Primarily, this will affect the Army acquisition workforce by providing greater training and education opportunities and allowing these professionals to learn from and interact with senior leaders. This school will also affect the Huntsville and university communities, since it is on university property, giving the Army Acquisition Corps a greater presence there.
In what way does this impact UAH and Huntsville?
UAH is deeply involved in Research and Development which has a direct impact on the Arsenal and acquisition. This partnership provides us space in a college environment that will enhance the learning experience for the soldier. UAH has the lodging and dining facilities which allows students to be centrally located and gives them the opportunities to set up study groups and help each other complete their group assignments.
Did this partnership create jobs for UAH or Huntsville? If so, how many?
Cannot answer for the University; however, our staff has been reorganized and was increased by two people for the military program and an additional 8 for the DA civilian contracting internship program.
How many students do you anticipate in the program? How does this compare to the previous training scenario with multiple locations?
An annual throughput of over 500 students. We average 240 a year for the FA51BQC which has steadily increased over the years. IQC will bring another 140 students a year to the campus and the DA civilian contracting internship program will host 120-150 students on site.
What courses are offered?
1. Army Acquisition Foundation Course (AAFC), 3 weeks
How does establishing this school relate to the Army’s mission?
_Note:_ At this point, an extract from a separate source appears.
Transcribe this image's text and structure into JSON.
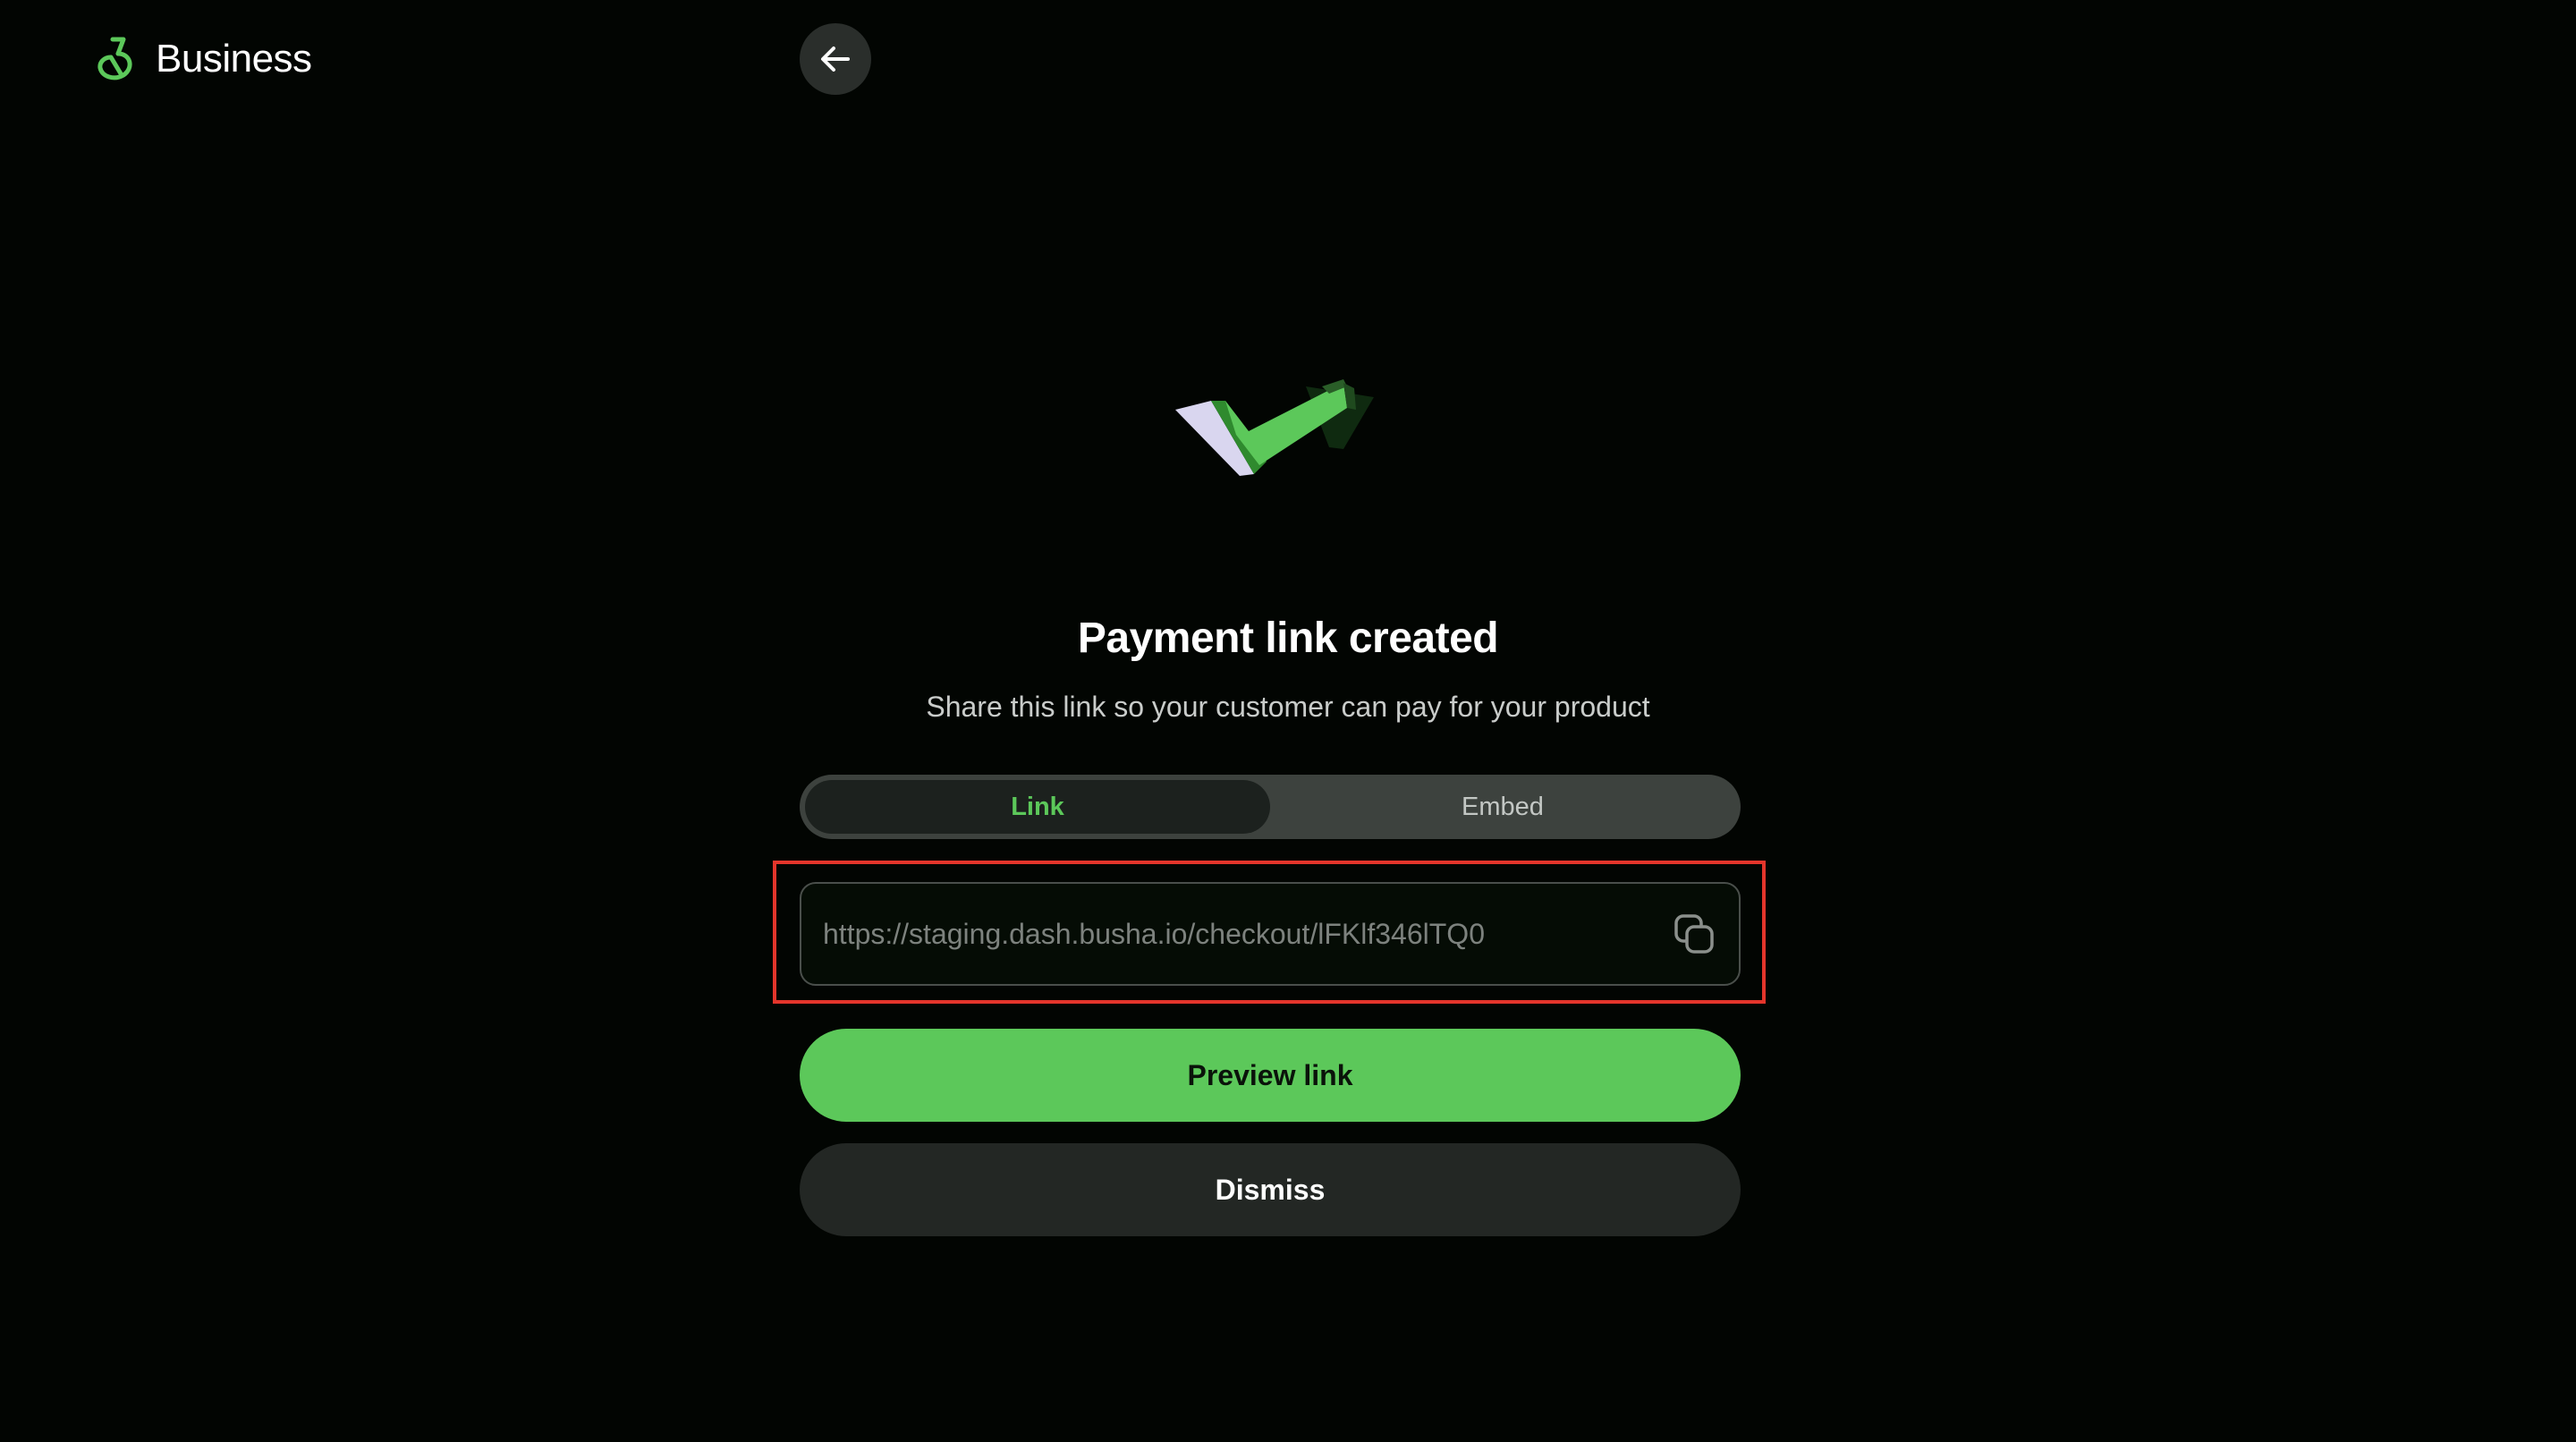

The AACoE supports the Chief of Staff of the Army’s objective to transform the Army to meet the needs of the 21st century by providing an ideal training set to build and transform the AL&T Workforce. The AACoE will provide the learning environment on which Soldiers depend to provide a decisive advantage in any mission by developing, acquiring, fielding, and sustaining the world’s best equipment and services and leveraging technologies and capabilities to meet current and future Army need.